Understanding the Differences between Liberal Arts and Sciences Colleges and Universities

Red Stone Building

As high school juniors and sophomores begin to make sense of the college terrain and research and visit colleges to determine where they will later apply, understanding the differences between liberal arts and sciences colleges and universities is an important first step.

Liberal Arts and Sciences Colleges:

Liberal arts and sciences colleges are neither “liberal” nor focused on the arts. In fact, while generally known as liberal arts colleges, they offer sciences in their curriculum. One of the things that distinguish them from larger universities is their general focus on the varied academic disciplines in the liberal arts and sciences as opposed to more specialized or career focused disciplines. Some examples of disciplines in the liberal arts and sciences are biology, psychology, art history, chemistry, political science and English.

Liberal arts and sciences colleges tend to be smaller than universities and often but not always focus on teaching undergraduate students and do not have programs and schools for graduate students. They can provide opportunities for students to feel like a big fish in a small pond and to connect with faculty members who serve as mentors and whose focus is only on undergraduate students.

Generally one applies directly to the College rather than to a specific school within. While the application will likely ask the student to indicate academic areas of interest one isn’t applying into a specific major. So, for example, a student applies to Oberlin College and indicates interest in but doesn’t apply into neuroscience directly from high school. As such there is generally the flexibility to choose one’s major by the end of sophomore year.


Universities are usually larger institutions that have colleges or schools subsumed under that umbrella.

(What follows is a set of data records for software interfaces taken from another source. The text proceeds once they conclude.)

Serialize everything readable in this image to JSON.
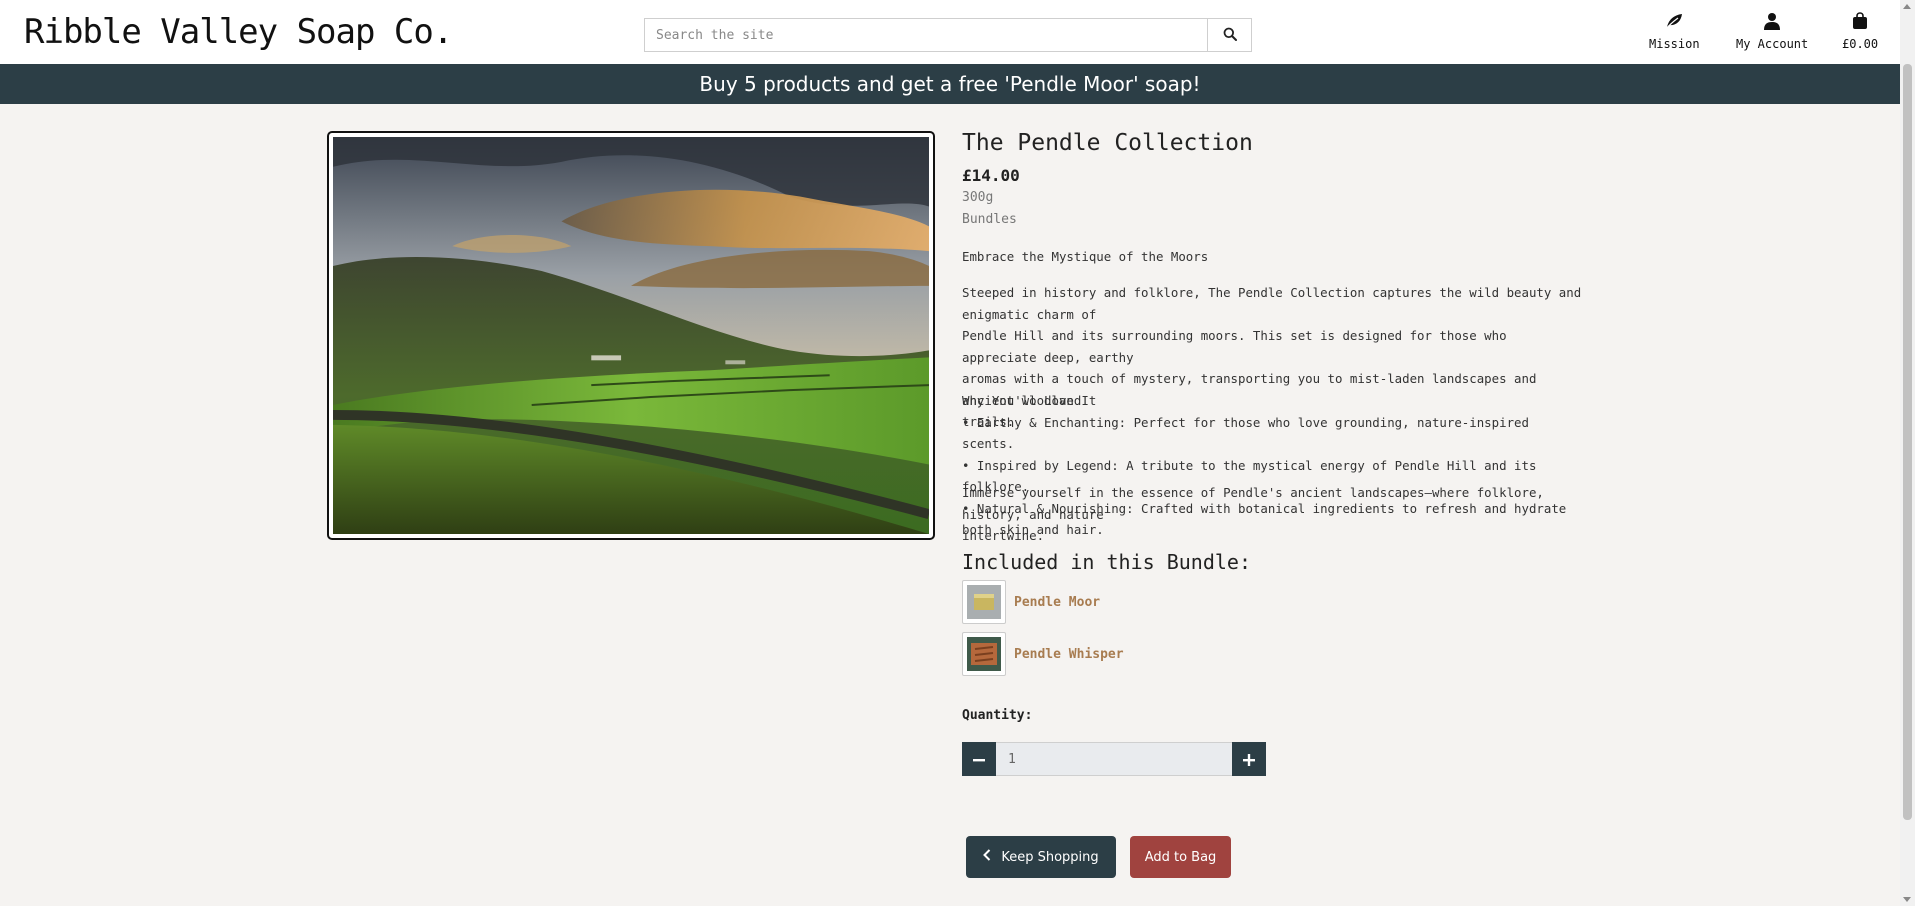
{
  "header": {
    "logo": "Ribble Valley Soap Co.",
    "search_placeholder": "Search the site",
    "nav": {
      "mission": "Mission",
      "account": "My Account",
      "bag_total": "£0.00"
    }
  },
  "banner": "Buy 5 products and get a free 'Pendle Moor' soap!",
  "product": {
    "title": "The Pendle Collection",
    "price": "£14.00",
    "weight": "300g",
    "category": "Bundles",
    "tagline": "Embrace the Mystique of the Moors",
    "description": [
      "Steeped in history and folklore, The Pendle Collection captures the wild beauty and enigmatic charm of",
      "Pendle Hill and its surrounding moors. This set is designed for those who appreciate deep, earthy",
      "aromas with a touch of mystery, transporting you to mist-laden landscapes and ancient woodland",
      "trails."
    ],
    "why_heading": "Why You'll Love It",
    "bullets": [
      "• Earthy & Enchanting: Perfect for those who love grounding, nature-inspired scents.",
      "• Inspired by Legend: A tribute to the mystical energy of Pendle Hill and its folklore.",
      "• Natural & Nourishing: Crafted with botanical ingredients to refresh and hydrate both skin and hair."
    ],
    "closing": [
      "Immerse yourself in the essence of Pendle's ancient landscapes—where folklore, history, and nature",
      "intertwine."
    ],
    "bundle_heading": "Included in this Bundle:",
    "bundle_items": [
      "Pendle Moor",
      "Pendle Whisper"
    ],
    "quantity_label": "Quantity:",
    "quantity_value": "1",
    "keep_shopping": "Keep Shopping",
    "add_to_bag": "Add to Bag"
  },
  "colors": {
    "brand_dark": "#2c3e46",
    "add_button": "#a0433f",
    "link_accent": "#a87c50",
    "page_bg": "#f5f3f1"
  }
}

While the specific colleges they include and the names of those colleges vary, they may include a College of Arts and Sciences and additional entities such as a College of Engineering, College of Business, College of Communications, College of Health Sciences and others. The liberal arts and sciences majors found in liberal arts and sciences colleges are typically available through a university’s College of Arts and Sciences.

Beyond those liberal arts and sciences disciplines, a university may offer additional majors that may be deemed specialized or pre-professional. For example, they may offer majors in finance, international business and general management through the College of Business and mechanical engineering and aerospace engineering through the College of Engineering. Students interested in other more specialized majors like sports management will likely need to apply to the specialized college in a larger university that houses that major. When applying to a university often one must decide about major and apply into both the School and the major directly from high school. So, for example, a student applies to Syracuse University’s Newhouse School of Communications and specifically to its public relations major directly from high school.

Whether an institution is called a university or college doesn’t in itself necessarily identify its structure. Some liberal arts and sciences colleges offer majors in disciplines like engineering and business that are more commonly found in colleges within a larger university. For example, Union College, Lafayette College and Smith College offer engineering as a major and Skidmore College offers business. And some schools that are named university, like Colgate University, are actually a liberal arts and sciences college without schools subsumed under that name.

Published in the Back to School sections of The Scarsdale Inquirer, The Rivertowns Express and The Record-Review on August 21, 2015.

The CEP is the Certified Educational Planner which Jane holds, and is the mark of distinction for independent educational consultants and high school counselors.

Jane Hoffman is a Certified Educational Planner (CEP). The CEP is the mark of distinction for independent educational consultants and high school counselors. It reflects the highest level of professional achievement and signifies extensive knowledge and commitment to the profession and to providing the highest quality of service to students and families. It is conferred only after demonstration of expanded institutional and professional knowledge.

CEPIECANACACJane Hoffman is an active member of a number of professional associations in college admissions and counseling, including the American Institute of Certified Educational Planners (AICEP), the Independent Educational Consultants Association (IECA) and the National Association for College Admission Counseling (NACAC). Jane is a graduate of IECA’s Practices and Principles Training Institute and adheres to IECA’s Principles of Good Practice. Since it is important to remain current, Jane frequently attends national conferences and participate in professional exchanges that provide the latest information on admission policies, practices, trends and developments. Jane regularly visit colleges and meets with admissions officers to learn about each school’s culture, educational programs, institutional priorities and admissions practices. Ongoing professional development activities also include taking courses online, completing webinars and consulting with colleagues.